TOKYO -- Japanese semiconductor manufacturer Renesas Electronics wants to acquire U.S.-based Integrated Device Technology in a deal that could total well over $6 billion, hoping to expand its global footprint in automotive chips.
The companies are in the final stages of talks and are to meet at the beginning of next week. The prospects for striking an agreement remain unclear, but Renesas is expected to make a tender offer for all of IDT's shares at a premium.
The purchase would be funded with the Japanese company's cash reserves -- which came to about 130 billion yen ($1.17 billion) at the end of June -- as well as bank loans. The final price tag is expected to top the $3.2 billion announced by Renesas for its purchase of U.S.-based Intersil, completed last year.
In a statement issued on Friday, Renesas acknowledged that the the talks are in progress. "While Renesas is considering the reported acquisition to accelerate its business growth, no definitive decision has been reached," Renesas said. The company said it will make a prompt announcement if it makes any concrete decisions.
It also said should it require financing for the deal, it will work out an arrangement with optimal costs.
IDT trades on the Nasdaq and has a market capitalization of about $4.89 billion -- around a third that of Renesas.

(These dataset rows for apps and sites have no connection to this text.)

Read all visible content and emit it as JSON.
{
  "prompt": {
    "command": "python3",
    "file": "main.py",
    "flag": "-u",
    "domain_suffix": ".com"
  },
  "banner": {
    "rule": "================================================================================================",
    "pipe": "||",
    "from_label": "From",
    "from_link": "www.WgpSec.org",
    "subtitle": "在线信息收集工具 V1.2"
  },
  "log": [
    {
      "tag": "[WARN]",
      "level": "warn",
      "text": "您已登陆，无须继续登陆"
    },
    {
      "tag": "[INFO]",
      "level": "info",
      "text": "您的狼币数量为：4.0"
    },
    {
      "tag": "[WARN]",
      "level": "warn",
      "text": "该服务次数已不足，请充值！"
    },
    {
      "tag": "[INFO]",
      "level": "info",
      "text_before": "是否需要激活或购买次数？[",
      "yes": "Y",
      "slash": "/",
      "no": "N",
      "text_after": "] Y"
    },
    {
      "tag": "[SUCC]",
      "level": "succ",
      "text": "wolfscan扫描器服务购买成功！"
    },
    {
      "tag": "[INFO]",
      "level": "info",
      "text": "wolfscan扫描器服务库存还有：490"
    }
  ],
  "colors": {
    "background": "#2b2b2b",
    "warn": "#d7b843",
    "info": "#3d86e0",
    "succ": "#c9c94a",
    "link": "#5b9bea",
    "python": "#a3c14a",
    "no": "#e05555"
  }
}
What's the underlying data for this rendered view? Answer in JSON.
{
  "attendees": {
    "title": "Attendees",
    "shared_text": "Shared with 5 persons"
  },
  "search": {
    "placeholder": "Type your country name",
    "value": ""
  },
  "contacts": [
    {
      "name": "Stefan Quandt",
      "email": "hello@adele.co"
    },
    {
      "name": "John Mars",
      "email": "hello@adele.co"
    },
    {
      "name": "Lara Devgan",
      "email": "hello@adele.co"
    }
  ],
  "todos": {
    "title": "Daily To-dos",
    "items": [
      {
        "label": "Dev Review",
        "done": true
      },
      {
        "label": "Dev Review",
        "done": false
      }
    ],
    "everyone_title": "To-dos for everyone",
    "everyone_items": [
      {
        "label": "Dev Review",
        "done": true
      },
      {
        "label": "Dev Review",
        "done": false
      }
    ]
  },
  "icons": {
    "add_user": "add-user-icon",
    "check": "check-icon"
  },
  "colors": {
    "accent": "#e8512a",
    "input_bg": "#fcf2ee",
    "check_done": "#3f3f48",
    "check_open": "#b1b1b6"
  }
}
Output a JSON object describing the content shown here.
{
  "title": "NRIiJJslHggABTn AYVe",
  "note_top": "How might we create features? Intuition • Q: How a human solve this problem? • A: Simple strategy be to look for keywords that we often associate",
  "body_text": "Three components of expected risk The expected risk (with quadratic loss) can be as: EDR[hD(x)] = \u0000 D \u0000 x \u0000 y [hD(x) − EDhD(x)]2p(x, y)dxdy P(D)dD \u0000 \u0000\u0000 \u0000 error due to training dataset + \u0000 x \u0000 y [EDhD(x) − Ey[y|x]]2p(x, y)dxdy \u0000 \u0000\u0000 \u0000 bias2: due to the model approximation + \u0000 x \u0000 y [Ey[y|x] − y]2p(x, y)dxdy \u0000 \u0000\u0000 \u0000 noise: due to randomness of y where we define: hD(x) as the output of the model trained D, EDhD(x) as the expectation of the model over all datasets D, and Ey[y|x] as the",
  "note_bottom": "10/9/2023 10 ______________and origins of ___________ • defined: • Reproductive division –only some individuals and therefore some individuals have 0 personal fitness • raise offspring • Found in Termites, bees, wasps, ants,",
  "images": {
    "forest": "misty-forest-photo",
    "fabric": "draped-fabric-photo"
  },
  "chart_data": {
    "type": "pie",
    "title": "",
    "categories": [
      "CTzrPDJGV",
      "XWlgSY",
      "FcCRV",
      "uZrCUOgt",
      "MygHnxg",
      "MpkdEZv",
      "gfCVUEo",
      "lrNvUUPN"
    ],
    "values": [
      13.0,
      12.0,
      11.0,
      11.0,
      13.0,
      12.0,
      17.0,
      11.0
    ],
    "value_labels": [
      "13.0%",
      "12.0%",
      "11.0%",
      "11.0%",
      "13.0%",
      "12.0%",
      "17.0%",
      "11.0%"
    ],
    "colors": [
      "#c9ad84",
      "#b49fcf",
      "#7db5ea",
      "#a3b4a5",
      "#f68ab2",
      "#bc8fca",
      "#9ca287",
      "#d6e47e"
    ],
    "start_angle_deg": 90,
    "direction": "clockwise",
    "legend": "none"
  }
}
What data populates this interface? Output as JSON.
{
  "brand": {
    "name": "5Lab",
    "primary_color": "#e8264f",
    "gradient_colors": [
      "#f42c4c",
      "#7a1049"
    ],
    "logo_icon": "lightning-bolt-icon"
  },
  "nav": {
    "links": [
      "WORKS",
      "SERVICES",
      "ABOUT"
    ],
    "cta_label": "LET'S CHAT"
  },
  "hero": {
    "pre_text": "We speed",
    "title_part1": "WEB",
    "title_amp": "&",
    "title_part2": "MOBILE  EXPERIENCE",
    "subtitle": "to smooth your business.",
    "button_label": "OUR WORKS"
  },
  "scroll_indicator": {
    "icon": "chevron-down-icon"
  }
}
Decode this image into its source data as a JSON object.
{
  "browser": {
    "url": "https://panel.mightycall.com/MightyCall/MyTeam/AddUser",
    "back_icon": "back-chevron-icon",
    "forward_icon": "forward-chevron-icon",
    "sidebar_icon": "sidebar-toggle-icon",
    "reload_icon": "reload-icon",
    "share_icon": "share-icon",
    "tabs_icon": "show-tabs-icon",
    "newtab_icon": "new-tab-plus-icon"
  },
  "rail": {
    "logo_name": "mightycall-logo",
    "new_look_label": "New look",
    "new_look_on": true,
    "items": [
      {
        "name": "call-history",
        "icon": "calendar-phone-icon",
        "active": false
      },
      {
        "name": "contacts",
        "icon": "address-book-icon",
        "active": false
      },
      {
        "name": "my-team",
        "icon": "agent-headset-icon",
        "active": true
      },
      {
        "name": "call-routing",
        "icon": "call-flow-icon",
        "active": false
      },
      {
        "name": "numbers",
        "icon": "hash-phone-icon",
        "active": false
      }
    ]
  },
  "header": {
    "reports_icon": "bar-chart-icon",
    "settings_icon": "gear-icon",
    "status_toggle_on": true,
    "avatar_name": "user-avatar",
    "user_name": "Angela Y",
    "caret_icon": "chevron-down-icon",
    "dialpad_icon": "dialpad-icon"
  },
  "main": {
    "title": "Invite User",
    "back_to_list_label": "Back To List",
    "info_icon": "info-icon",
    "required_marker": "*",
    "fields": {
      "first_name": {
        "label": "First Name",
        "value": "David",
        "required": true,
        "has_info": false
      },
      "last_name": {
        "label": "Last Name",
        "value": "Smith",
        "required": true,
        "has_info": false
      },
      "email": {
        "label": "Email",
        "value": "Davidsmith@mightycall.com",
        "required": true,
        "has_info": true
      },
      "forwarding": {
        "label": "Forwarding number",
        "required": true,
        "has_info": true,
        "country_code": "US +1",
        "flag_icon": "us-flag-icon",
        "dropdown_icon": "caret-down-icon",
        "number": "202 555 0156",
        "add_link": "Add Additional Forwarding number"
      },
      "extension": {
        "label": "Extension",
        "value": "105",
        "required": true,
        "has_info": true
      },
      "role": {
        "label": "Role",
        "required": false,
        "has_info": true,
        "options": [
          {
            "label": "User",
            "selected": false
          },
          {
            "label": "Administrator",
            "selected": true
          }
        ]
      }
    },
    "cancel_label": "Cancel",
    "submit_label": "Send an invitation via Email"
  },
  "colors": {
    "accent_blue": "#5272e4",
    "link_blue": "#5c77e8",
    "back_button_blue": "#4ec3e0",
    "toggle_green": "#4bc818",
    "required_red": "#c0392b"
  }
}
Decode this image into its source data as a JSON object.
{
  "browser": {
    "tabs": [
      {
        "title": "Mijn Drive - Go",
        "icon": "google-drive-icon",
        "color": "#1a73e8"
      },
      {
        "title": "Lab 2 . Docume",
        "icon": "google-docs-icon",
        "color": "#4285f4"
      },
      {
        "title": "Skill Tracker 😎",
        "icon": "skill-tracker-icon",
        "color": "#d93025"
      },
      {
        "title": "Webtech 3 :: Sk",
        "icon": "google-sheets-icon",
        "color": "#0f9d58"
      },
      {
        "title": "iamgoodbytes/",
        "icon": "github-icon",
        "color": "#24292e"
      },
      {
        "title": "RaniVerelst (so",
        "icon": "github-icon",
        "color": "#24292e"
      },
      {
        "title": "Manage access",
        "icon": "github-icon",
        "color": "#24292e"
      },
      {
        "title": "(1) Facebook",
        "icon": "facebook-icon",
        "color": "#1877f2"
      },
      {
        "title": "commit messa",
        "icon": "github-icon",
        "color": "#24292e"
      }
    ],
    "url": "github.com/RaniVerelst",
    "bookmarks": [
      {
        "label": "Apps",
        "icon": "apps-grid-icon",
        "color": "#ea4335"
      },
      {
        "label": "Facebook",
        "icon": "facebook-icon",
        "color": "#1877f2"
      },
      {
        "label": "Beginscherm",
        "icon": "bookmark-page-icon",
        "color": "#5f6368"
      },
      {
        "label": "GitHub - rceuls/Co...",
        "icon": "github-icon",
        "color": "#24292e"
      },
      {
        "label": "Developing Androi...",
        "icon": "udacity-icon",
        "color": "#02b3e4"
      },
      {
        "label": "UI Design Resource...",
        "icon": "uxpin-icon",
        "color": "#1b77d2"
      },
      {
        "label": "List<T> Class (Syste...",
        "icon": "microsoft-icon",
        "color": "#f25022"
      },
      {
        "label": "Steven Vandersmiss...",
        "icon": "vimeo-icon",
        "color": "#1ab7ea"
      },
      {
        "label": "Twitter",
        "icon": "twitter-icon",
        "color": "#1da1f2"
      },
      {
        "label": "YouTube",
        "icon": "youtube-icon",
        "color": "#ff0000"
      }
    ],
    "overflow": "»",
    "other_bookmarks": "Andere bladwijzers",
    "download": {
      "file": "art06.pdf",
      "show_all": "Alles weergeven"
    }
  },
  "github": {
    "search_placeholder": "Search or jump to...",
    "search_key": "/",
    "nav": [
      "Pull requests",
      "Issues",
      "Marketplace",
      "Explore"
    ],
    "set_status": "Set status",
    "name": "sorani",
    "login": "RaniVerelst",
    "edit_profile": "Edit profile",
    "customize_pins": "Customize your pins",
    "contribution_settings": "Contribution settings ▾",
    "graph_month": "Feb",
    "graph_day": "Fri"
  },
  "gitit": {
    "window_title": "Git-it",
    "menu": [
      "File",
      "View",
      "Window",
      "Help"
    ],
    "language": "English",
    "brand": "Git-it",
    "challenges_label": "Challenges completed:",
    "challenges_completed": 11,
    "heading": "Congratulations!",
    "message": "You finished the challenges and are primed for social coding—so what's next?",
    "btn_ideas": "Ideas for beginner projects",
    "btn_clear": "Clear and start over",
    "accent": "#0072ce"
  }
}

It reported revenue of $842.76 million and operating income of $110.91 million for the 12 months ended April 1.
California-headquartered IDT is known for its communications chips, used by data centers and telecom companies. It bought a German chip company focused on automotive products in 2015.
Renesas is the world's second-largest producer of automotive chips. It hopes to apply IDT's know-how to self-driving systems, which need to be able to transfer large amounts of data.
Renesas' roots go back to 2003, when it started out as a joint venture between semiconductor operations of Hitachi and Mitsubishi Electric. In 2010, it integrated with NEC Electronics to become Renesas Electronics.
The new company immediately fell into crisis when facilities suffered heavy damage from the March 2011 earthquake and tsunami in northeastern Japan. But it was bailed out by the government-backed Innovation Network Corp. of Japan as well as clients like Toyota Motor in 2013.
Streamlining efforts and growing chip demand helped the company turn a net profit for fiscal 2014. The INCJ has cut its stake to just over 30% from a peak of nearly 70%.
The semiconductor industry faces a major shift as big players snap up smaller ones around the world. NXP Semiconductors of the Netherlands bought U.S.-based Freescale Semiconductor in 2015. Qualcomm recently gave up on acquiring NXP for $44 billion after Chinese antitrust authorities failed to rule on the deal in time.